- [About this exercise]: Below are the records; count how many of their lines contain the word "first" and give that number only.

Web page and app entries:
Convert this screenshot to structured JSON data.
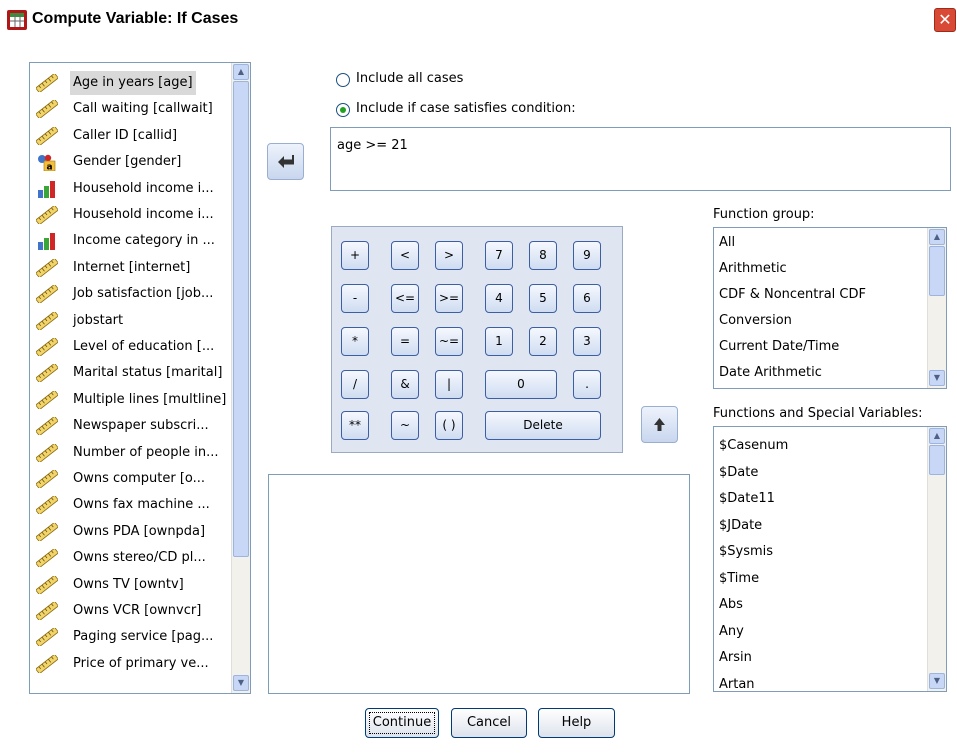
{
  "window": {
    "title": "Compute Variable: If Cases",
    "close_glyph": "✕"
  },
  "variables": [
    {
      "label": "Age in years [age]",
      "icon": "ruler-icon",
      "selected": true
    },
    {
      "label": "Call waiting [callwait]",
      "icon": "ruler-icon"
    },
    {
      "label": "Caller ID [callid]",
      "icon": "ruler-icon"
    },
    {
      "label": "Gender [gender]",
      "icon": "nominal-icon"
    },
    {
      "label": "Household income i...",
      "icon": "ordinal-icon"
    },
    {
      "label": "Household income i...",
      "icon": "ruler-icon"
    },
    {
      "label": "Income category in ...",
      "icon": "ordinal-icon"
    },
    {
      "label": "Internet [internet]",
      "icon": "ruler-icon"
    },
    {
      "label": "Job satisfaction [job...",
      "icon": "ruler-icon"
    },
    {
      "label": "jobstart",
      "icon": "ruler-icon"
    },
    {
      "label": "Level of education [...",
      "icon": "ruler-icon"
    },
    {
      "label": "Marital status [marital]",
      "icon": "ruler-icon"
    },
    {
      "label": "Multiple lines [multline]",
      "icon": "ruler-icon"
    },
    {
      "label": "Newspaper subscri...",
      "icon": "ruler-icon"
    },
    {
      "label": "Number of people in...",
      "icon": "ruler-icon"
    },
    {
      "label": "Owns computer [o...",
      "icon": "ruler-icon"
    },
    {
      "label": "Owns fax machine ...",
      "icon": "ruler-icon"
    },
    {
      "label": "Owns PDA [ownpda]",
      "icon": "ruler-icon"
    },
    {
      "label": "Owns stereo/CD pl...",
      "icon": "ruler-icon"
    },
    {
      "label": "Owns TV [owntv]",
      "icon": "ruler-icon"
    },
    {
      "label": "Owns VCR [ownvcr]",
      "icon": "ruler-icon"
    },
    {
      "label": "Paging service [pag...",
      "icon": "ruler-icon"
    },
    {
      "label": "Price of primary ve...",
      "icon": "ruler-icon"
    }
  ],
  "options": {
    "include_all": "Include all cases",
    "include_if": "Include if case satisfies condition:",
    "selected": "include_if"
  },
  "condition": "age >= 21",
  "keypad": {
    "keys": [
      "+",
      "<",
      ">",
      "7",
      "8",
      "9",
      "-",
      "<=",
      ">=",
      "4",
      "5",
      "6",
      "*",
      "=",
      "~=",
      "1",
      "2",
      "3",
      "/",
      "&",
      "|",
      "0",
      ".",
      "**",
      "~",
      "( )",
      "Delete"
    ]
  },
  "function_group": {
    "label": "Function group:",
    "items": [
      "All",
      "Arithmetic",
      "CDF & Noncentral CDF",
      "Conversion",
      "Current Date/Time",
      "Date Arithmetic"
    ]
  },
  "functions": {
    "label": "Functions and Special Variables:",
    "items": [
      "$Casenum",
      "$Date",
      "$Date11",
      "$JDate",
      "$Sysmis",
      "$Time",
      "Abs",
      "Any",
      "Arsin",
      "Artan"
    ]
  },
  "buttons": {
    "continue": "Continue",
    "cancel": "Cancel",
    "help": "Help"
  },
  "colors": {
    "selection": "#d9d9d9",
    "radio_dot": "#21a121",
    "close": "#d84a35"
  }
}
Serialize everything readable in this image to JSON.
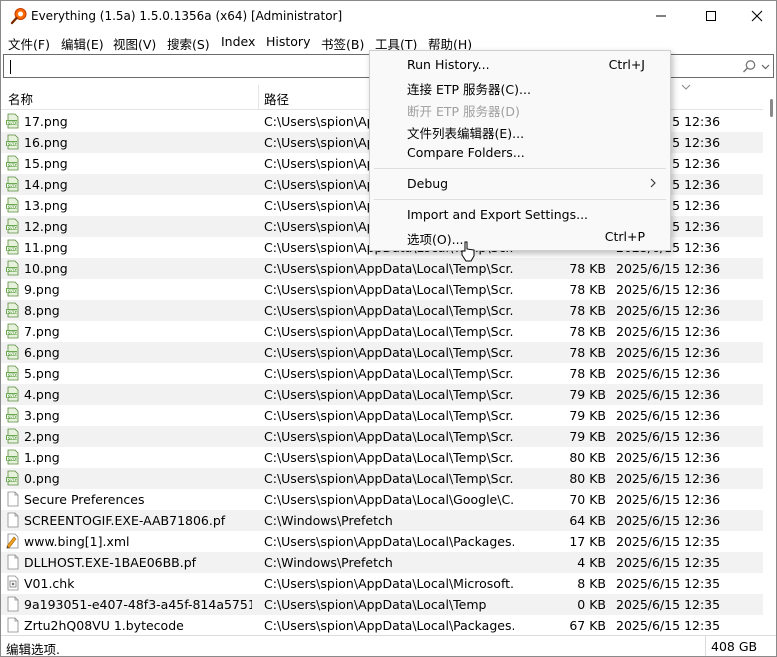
{
  "window": {
    "title": "Everything (1.5a) 1.5.0.1356a (x64) [Administrator]",
    "buttons": {
      "minimize": "—",
      "maximize": "☐",
      "close": "✕"
    }
  },
  "menubar": [
    "文件(F)",
    "编辑(E)",
    "视图(V)",
    "搜索(S)",
    "Index",
    "History",
    "书签(B)",
    "工具(T)",
    "帮助(H)"
  ],
  "search": {
    "value": "",
    "placeholder": ""
  },
  "columns": {
    "name": "名称",
    "path": "路径"
  },
  "rows": [
    {
      "icon": "png-file-icon",
      "name": "17.png",
      "path": "C:\\Users\\spion\\AppData\\Local\\Temp\\Scr...",
      "size": "",
      "date": "2025/6/15 12:36"
    },
    {
      "icon": "png-file-icon",
      "name": "16.png",
      "path": "C:\\Users\\spion\\AppData\\Local\\Temp\\Scr...",
      "size": "",
      "date": "2025/6/15 12:36"
    },
    {
      "icon": "png-file-icon",
      "name": "15.png",
      "path": "C:\\Users\\spion\\AppData\\Local\\Temp\\Scr...",
      "size": "",
      "date": "2025/6/15 12:36"
    },
    {
      "icon": "png-file-icon",
      "name": "14.png",
      "path": "C:\\Users\\spion\\AppData\\Local\\Temp\\Scr...",
      "size": "",
      "date": "2025/6/15 12:36"
    },
    {
      "icon": "png-file-icon",
      "name": "13.png",
      "path": "C:\\Users\\spion\\AppData\\Local\\Temp\\Scr...",
      "size": "",
      "date": "2025/6/15 12:36"
    },
    {
      "icon": "png-file-icon",
      "name": "12.png",
      "path": "C:\\Users\\spion\\AppData\\Local\\Temp\\Scr...",
      "size": "",
      "date": "2025/6/15 12:36"
    },
    {
      "icon": "png-file-icon",
      "name": "11.png",
      "path": "C:\\Users\\spion\\AppData\\Local\\Temp\\Scr...",
      "size": "",
      "date": "2025/6/15 12:36"
    },
    {
      "icon": "png-file-icon",
      "name": "10.png",
      "path": "C:\\Users\\spion\\AppData\\Local\\Temp\\Scr...",
      "size": "78 KB",
      "date": "2025/6/15 12:36"
    },
    {
      "icon": "png-file-icon",
      "name": "9.png",
      "path": "C:\\Users\\spion\\AppData\\Local\\Temp\\Scr...",
      "size": "78 KB",
      "date": "2025/6/15 12:36"
    },
    {
      "icon": "png-file-icon",
      "name": "8.png",
      "path": "C:\\Users\\spion\\AppData\\Local\\Temp\\Scr...",
      "size": "78 KB",
      "date": "2025/6/15 12:36"
    },
    {
      "icon": "png-file-icon",
      "name": "7.png",
      "path": "C:\\Users\\spion\\AppData\\Local\\Temp\\Scr...",
      "size": "78 KB",
      "date": "2025/6/15 12:36"
    },
    {
      "icon": "png-file-icon",
      "name": "6.png",
      "path": "C:\\Users\\spion\\AppData\\Local\\Temp\\Scr...",
      "size": "78 KB",
      "date": "2025/6/15 12:36"
    },
    {
      "icon": "png-file-icon",
      "name": "5.png",
      "path": "C:\\Users\\spion\\AppData\\Local\\Temp\\Scr...",
      "size": "78 KB",
      "date": "2025/6/15 12:36"
    },
    {
      "icon": "png-file-icon",
      "name": "4.png",
      "path": "C:\\Users\\spion\\AppData\\Local\\Temp\\Scr...",
      "size": "79 KB",
      "date": "2025/6/15 12:36"
    },
    {
      "icon": "png-file-icon",
      "name": "3.png",
      "path": "C:\\Users\\spion\\AppData\\Local\\Temp\\Scr...",
      "size": "79 KB",
      "date": "2025/6/15 12:36"
    },
    {
      "icon": "png-file-icon",
      "name": "2.png",
      "path": "C:\\Users\\spion\\AppData\\Local\\Temp\\Scr...",
      "size": "79 KB",
      "date": "2025/6/15 12:36"
    },
    {
      "icon": "png-file-icon",
      "name": "1.png",
      "path": "C:\\Users\\spion\\AppData\\Local\\Temp\\Scr...",
      "size": "80 KB",
      "date": "2025/6/15 12:36"
    },
    {
      "icon": "png-file-icon",
      "name": "0.png",
      "path": "C:\\Users\\spion\\AppData\\Local\\Temp\\Scr...",
      "size": "80 KB",
      "date": "2025/6/15 12:36"
    },
    {
      "icon": "file-icon",
      "name": "Secure Preferences",
      "path": "C:\\Users\\spion\\AppData\\Local\\Google\\C...",
      "size": "70 KB",
      "date": "2025/6/15 12:36"
    },
    {
      "icon": "file-icon",
      "name": "SCREENTOGIF.EXE-AAB71806.pf",
      "path": "C:\\Windows\\Prefetch",
      "size": "64 KB",
      "date": "2025/6/15 12:36"
    },
    {
      "icon": "xml-file-icon",
      "name": "www.bing[1].xml",
      "path": "C:\\Users\\spion\\AppData\\Local\\Packages...",
      "size": "17 KB",
      "date": "2025/6/15 12:35"
    },
    {
      "icon": "file-icon",
      "name": "DLLHOST.EXE-1BAE06BB.pf",
      "path": "C:\\Windows\\Prefetch",
      "size": "4 KB",
      "date": "2025/6/15 12:35"
    },
    {
      "icon": "chk-file-icon",
      "name": "V01.chk",
      "path": "C:\\Users\\spion\\AppData\\Local\\Microsoft...",
      "size": "8 KB",
      "date": "2025/6/15 12:35"
    },
    {
      "icon": "file-icon",
      "name": "9a193051-e407-48f3-a45f-814a5751b...",
      "path": "C:\\Users\\spion\\AppData\\Local\\Temp",
      "size": "0 KB",
      "date": "2025/6/15 12:35"
    },
    {
      "icon": "file-icon",
      "name": "Zrtu2hQ08VU 1.bytecode",
      "path": "C:\\Users\\spion\\AppData\\Local\\Packages...",
      "size": "67 KB",
      "date": "2025/6/15 12:35"
    }
  ],
  "dropdown": {
    "items": [
      {
        "label": "Run History...",
        "shortcut": "Ctrl+J",
        "disabled": false
      },
      {
        "label": "连接 ETP 服务器(C)...",
        "shortcut": "",
        "disabled": false
      },
      {
        "label": "断开 ETP 服务器(D)",
        "shortcut": "",
        "disabled": true
      },
      {
        "label": "文件列表编辑器(E)...",
        "shortcut": "",
        "disabled": false
      },
      {
        "label": "Compare Folders...",
        "shortcut": "",
        "disabled": false
      },
      {
        "label": "Debug",
        "shortcut": "",
        "disabled": false,
        "submenu": true
      },
      {
        "label": "Import and Export Settings...",
        "shortcut": "",
        "disabled": false
      },
      {
        "label": "选项(O)...",
        "shortcut": "Ctrl+P",
        "disabled": false
      }
    ]
  },
  "status": {
    "text": "编辑选项.",
    "size": "408 GB"
  }
}
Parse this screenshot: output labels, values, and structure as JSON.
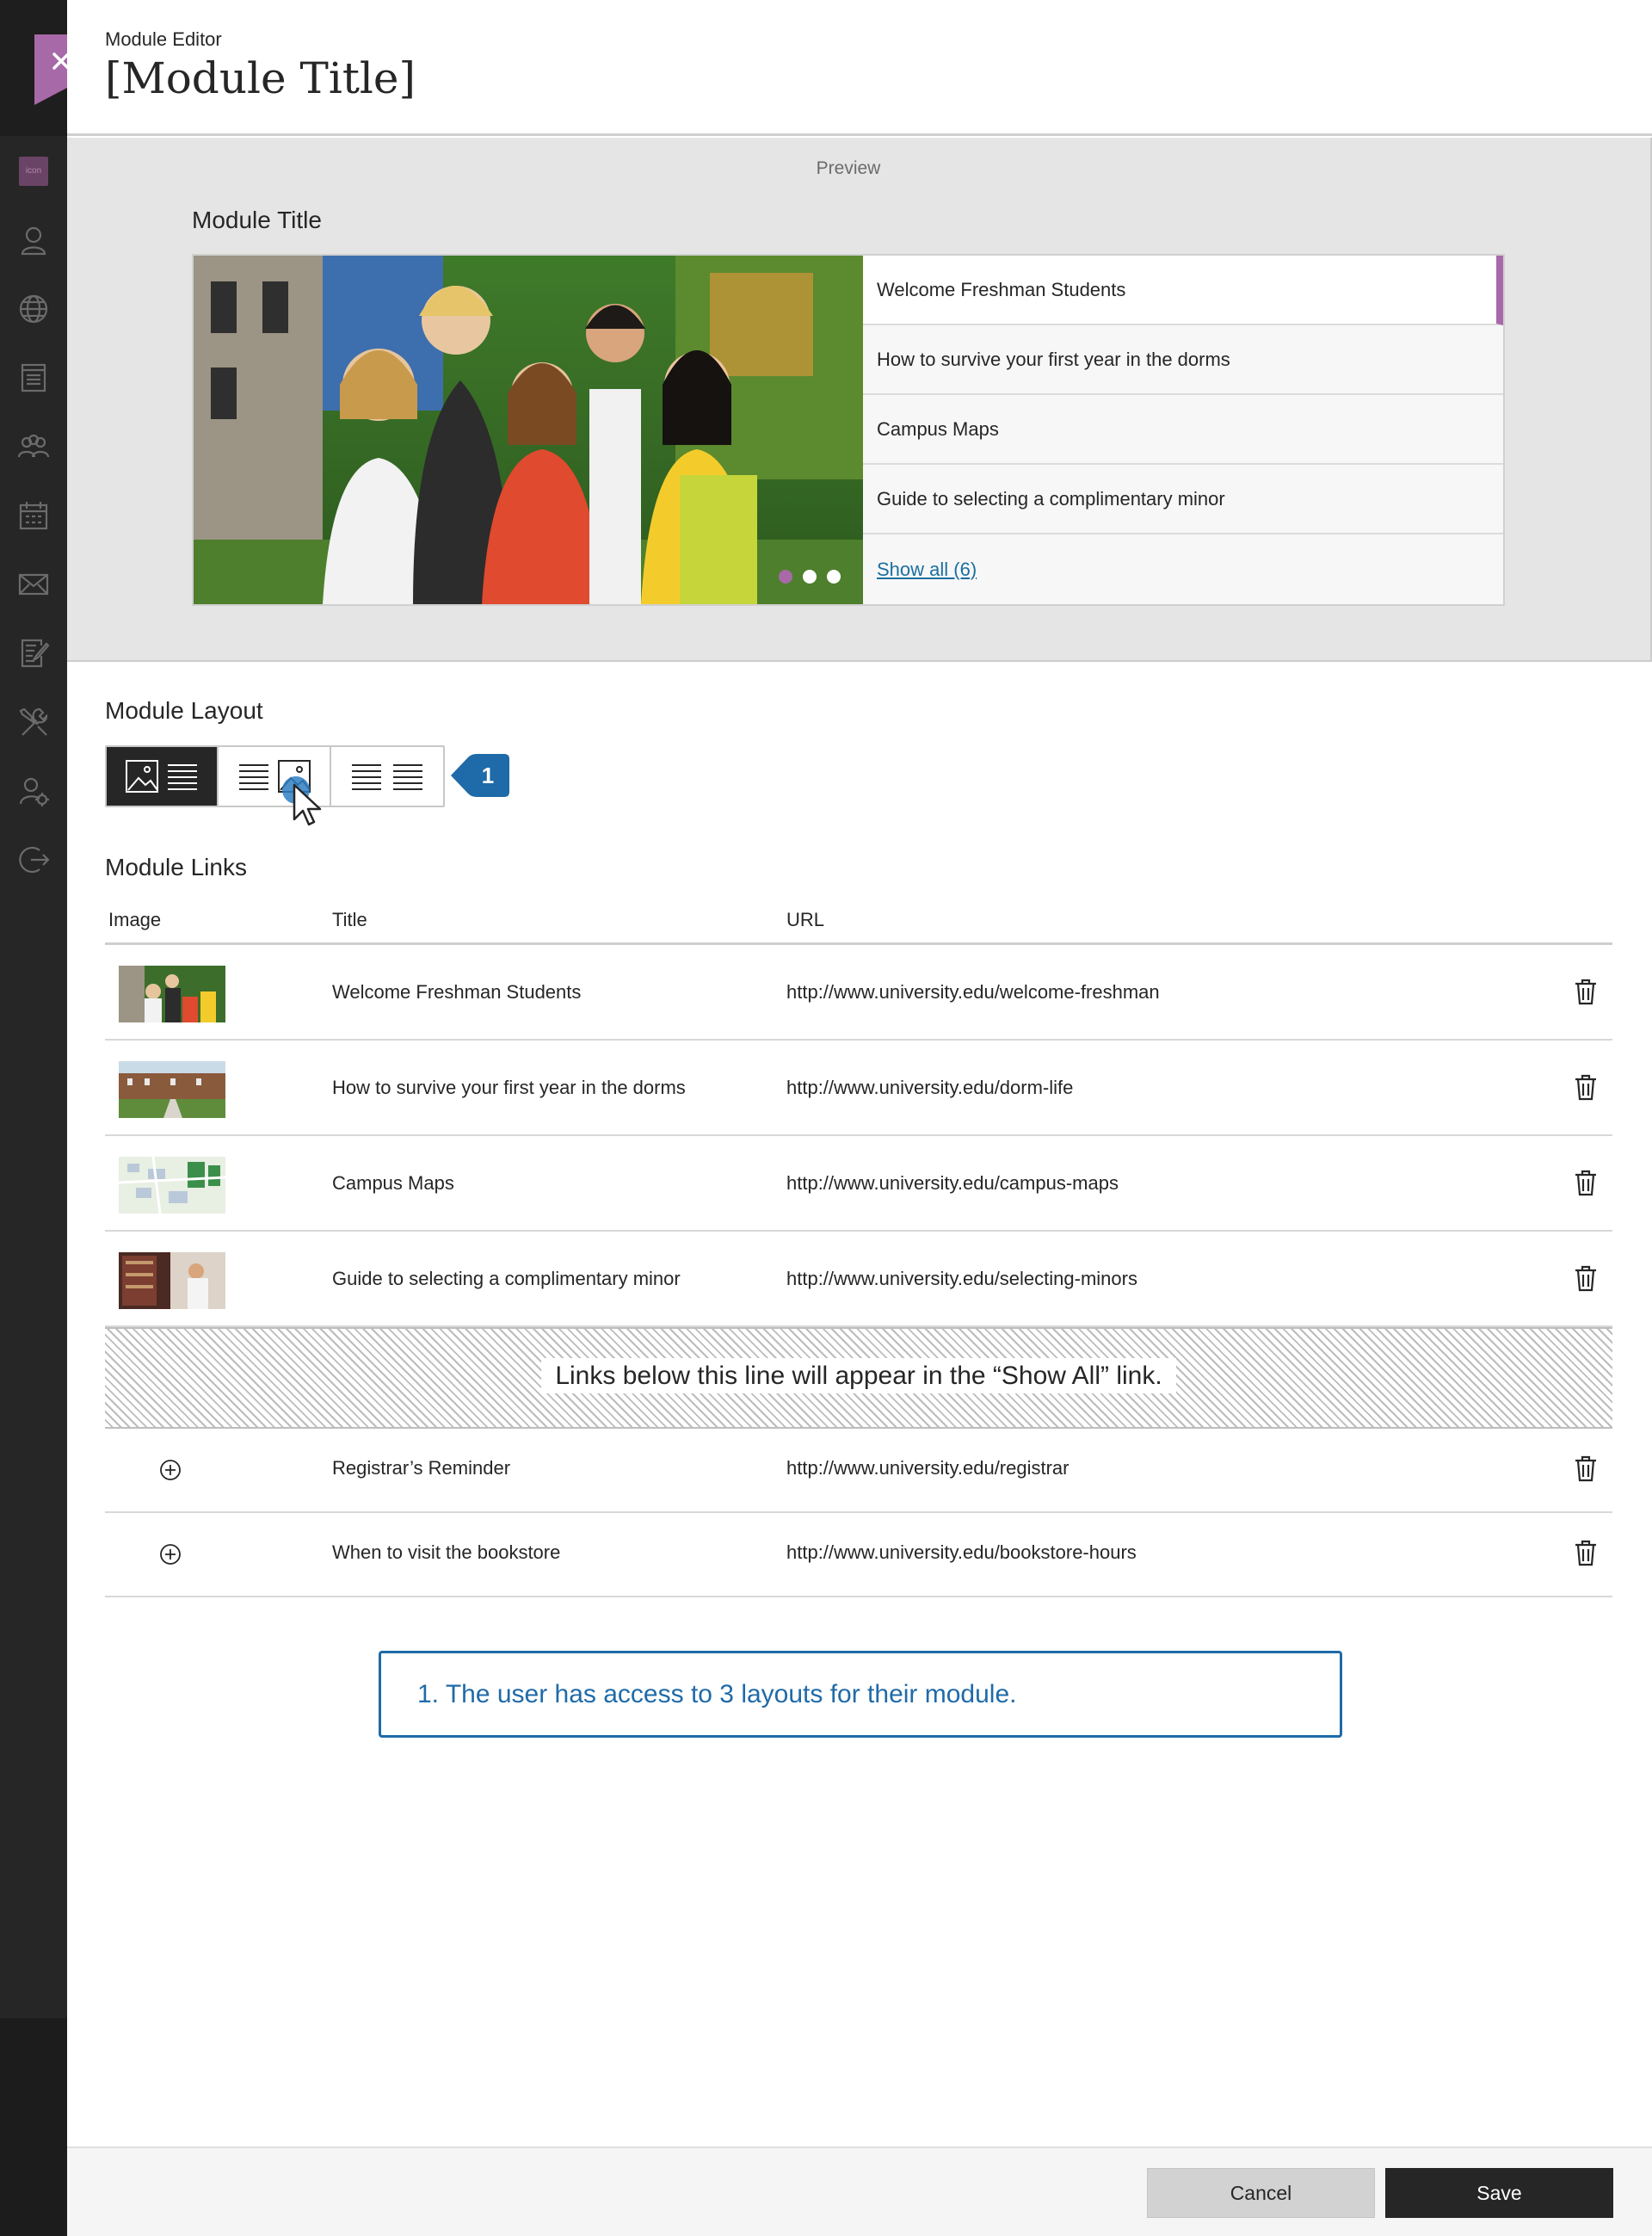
{
  "header": {
    "subtitle": "Module Editor",
    "title": "[Module Title]"
  },
  "nav": {
    "logo_text": "icon",
    "icons": [
      "profile-icon",
      "globe-icon",
      "courses-icon",
      "groups-icon",
      "calendar-icon",
      "messages-icon",
      "grades-icon",
      "tools-icon",
      "admin-user-icon",
      "sign-out-icon"
    ]
  },
  "preview": {
    "label": "Preview",
    "module_title": "Module Title",
    "links": [
      "Welcome Freshman Students",
      "How to survive your first year in the dorms",
      "Campus Maps",
      "Guide to selecting a complimentary minor"
    ],
    "show_all": "Show all (6)",
    "accent_color": "#a869a8"
  },
  "layout": {
    "title": "Module Layout",
    "options": [
      "image-left-list-layout",
      "list-image-right-layout",
      "two-column-list-layout"
    ],
    "selected_index": 0,
    "badge": "1"
  },
  "links_section": {
    "title": "Module Links",
    "columns": {
      "image": "Image",
      "title": "Title",
      "url": "URL"
    },
    "rows": [
      {
        "title": "Welcome Freshman Students",
        "url": "http://www.university.edu/welcome-freshman"
      },
      {
        "title": "How to survive your first year in the dorms",
        "url": "http://www.university.edu/dorm-life"
      },
      {
        "title": "Campus Maps",
        "url": "http://www.university.edu/campus-maps"
      },
      {
        "title": "Guide to selecting a complimentary minor",
        "url": "http://www.university.edu/selecting-minors"
      }
    ],
    "divider_text": "Links below this line will appear in the “Show All” link.",
    "extra_rows": [
      {
        "title": "Registrar’s Reminder",
        "url": "http://www.university.edu/registrar"
      },
      {
        "title": "When to visit the bookstore",
        "url": "http://www.university.edu/bookstore-hours"
      }
    ]
  },
  "annotation": {
    "text": "1. The user has access to 3 layouts for their module.",
    "color": "#1f6aa8"
  },
  "footer": {
    "cancel": "Cancel",
    "save": "Save"
  }
}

- [Answer]: 2